The investment is part of roughly $17 million of the one-time federal funding to support qualified members of the early childhood workforce. It is part of the extension of the Canada-Saskatchewan Early Learning and Child Care Agreement.
According to a statement released Wednesday, this is part of the Government of Canada’s commitment to building Canada-wide early learning and child care system in partnership with provincial, territorial and indigenous partners. This includes a federal investment of roughly $1.1 billion in child care in Saskatchewan.
Saskatchewan education minister Dustin Duncan says the province is thankful for the hard work ECEs do daily.
“This investment will recognize that hard work while creating an incentive for people to consider becoming ECEs themselves,” said Duncan.
Canada’s Minister of Families, Children and Social Development Karina Gould says by building a stronger workforce in the province, more children will have access to high-quality early learning and the best start to life.
“Child care is not a luxury, it’s a necessity.”

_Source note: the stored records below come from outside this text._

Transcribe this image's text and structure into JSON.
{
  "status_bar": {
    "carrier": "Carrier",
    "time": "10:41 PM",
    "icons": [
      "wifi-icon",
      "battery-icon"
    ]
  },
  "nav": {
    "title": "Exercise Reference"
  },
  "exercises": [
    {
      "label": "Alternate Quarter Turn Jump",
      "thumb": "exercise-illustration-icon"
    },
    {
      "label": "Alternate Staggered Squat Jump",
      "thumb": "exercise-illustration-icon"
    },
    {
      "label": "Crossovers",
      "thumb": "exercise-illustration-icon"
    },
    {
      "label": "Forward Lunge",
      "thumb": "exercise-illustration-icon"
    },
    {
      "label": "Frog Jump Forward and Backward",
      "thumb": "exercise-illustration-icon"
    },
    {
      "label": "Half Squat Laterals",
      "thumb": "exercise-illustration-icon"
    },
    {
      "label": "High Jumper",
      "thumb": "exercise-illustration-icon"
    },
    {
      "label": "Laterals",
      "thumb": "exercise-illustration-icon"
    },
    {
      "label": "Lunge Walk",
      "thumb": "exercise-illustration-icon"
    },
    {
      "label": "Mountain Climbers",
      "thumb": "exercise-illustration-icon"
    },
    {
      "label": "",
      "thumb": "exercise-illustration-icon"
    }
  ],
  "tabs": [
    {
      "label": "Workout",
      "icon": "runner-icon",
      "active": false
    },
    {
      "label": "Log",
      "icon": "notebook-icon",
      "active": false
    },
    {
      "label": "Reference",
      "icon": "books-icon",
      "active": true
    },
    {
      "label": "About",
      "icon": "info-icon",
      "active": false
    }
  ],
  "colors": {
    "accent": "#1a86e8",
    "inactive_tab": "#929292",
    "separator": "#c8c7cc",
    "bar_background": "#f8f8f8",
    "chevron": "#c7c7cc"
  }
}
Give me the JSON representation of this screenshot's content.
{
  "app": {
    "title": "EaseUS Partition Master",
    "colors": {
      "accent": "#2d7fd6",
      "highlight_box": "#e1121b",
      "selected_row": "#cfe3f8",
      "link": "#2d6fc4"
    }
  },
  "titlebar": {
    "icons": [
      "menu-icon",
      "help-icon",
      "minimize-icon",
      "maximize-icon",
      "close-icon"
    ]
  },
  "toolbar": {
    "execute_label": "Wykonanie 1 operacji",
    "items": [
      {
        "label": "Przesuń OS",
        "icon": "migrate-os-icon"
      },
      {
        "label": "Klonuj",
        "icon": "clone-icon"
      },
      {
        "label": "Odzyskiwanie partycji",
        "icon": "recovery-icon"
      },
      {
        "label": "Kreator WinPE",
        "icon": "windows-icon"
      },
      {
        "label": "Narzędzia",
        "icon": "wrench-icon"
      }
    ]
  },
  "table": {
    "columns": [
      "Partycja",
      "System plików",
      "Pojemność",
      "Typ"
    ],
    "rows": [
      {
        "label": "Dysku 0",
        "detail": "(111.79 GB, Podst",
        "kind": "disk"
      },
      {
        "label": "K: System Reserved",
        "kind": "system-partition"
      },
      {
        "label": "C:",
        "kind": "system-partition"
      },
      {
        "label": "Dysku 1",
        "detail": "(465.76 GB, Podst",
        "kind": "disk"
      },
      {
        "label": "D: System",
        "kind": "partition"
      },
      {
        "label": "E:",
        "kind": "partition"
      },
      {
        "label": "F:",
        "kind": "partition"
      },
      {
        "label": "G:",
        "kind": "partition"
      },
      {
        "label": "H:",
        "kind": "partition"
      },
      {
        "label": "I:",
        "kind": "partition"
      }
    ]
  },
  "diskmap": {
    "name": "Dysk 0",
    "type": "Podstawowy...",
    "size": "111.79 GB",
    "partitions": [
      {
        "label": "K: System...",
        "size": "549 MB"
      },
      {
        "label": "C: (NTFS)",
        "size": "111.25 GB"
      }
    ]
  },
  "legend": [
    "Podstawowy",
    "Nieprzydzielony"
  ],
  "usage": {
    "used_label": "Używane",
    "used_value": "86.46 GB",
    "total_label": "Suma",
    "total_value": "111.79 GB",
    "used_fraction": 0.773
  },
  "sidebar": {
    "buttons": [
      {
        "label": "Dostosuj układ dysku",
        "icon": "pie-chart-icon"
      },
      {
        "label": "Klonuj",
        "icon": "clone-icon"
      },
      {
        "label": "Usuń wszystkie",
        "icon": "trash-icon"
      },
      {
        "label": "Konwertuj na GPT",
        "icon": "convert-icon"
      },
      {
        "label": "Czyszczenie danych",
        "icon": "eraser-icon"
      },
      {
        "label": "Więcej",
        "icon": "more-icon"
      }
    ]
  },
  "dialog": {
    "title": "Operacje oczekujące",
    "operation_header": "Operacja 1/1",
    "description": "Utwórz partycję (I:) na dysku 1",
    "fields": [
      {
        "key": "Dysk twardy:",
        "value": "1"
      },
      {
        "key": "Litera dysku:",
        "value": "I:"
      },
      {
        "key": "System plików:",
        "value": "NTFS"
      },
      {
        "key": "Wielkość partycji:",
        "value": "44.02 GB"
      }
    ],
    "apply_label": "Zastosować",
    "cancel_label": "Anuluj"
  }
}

The wage increase is retroactive to July 1, 2021, with centres expected to have access to the funds for distribution by December. The increased amount will vary according to each ECE certification level with $1, $2, and $3 per hour for its corresponding levels of 1, 2 and 3.
The Ministry of Education is in the process of gathering information in order to calculate the wage increases, the release says.
Saskatchewan Early Childhood association executive director Georgia Lavallee says this announcement will help support all ECEs and the crucial impact they have on a child’s development and future.
“A wage increase for ECEs is an exciting step for the Early Learning and Child Care sector in Saskatchewan,” Lavallee said in a press release. “High-quality early learning and child care is dependant on ECEs and higher wages will aid in retaining and educating ECEs in our province.”
The government of Saskatchewan is committed to developing a wage grid for all ECEs in Saskatchewan. The one-time increase is a step towards implementation by the end of 2022-23.
The release said all remaining funds will go towards ECE training and career development in areas such as diploma and certificate training, supporting adult learners and high school students for making childhood education a career, and bursaries for individuals enrolled in full-time, in-person ECE programs.
Meanwhile, the Government of Canada says by the end of 2022, they aim to drop the fees for early childhood learning by 50 per cent, making it more affordable for all families. Furthermore, their goal is to bring regulated child care fees down to $10 per day on average within five years.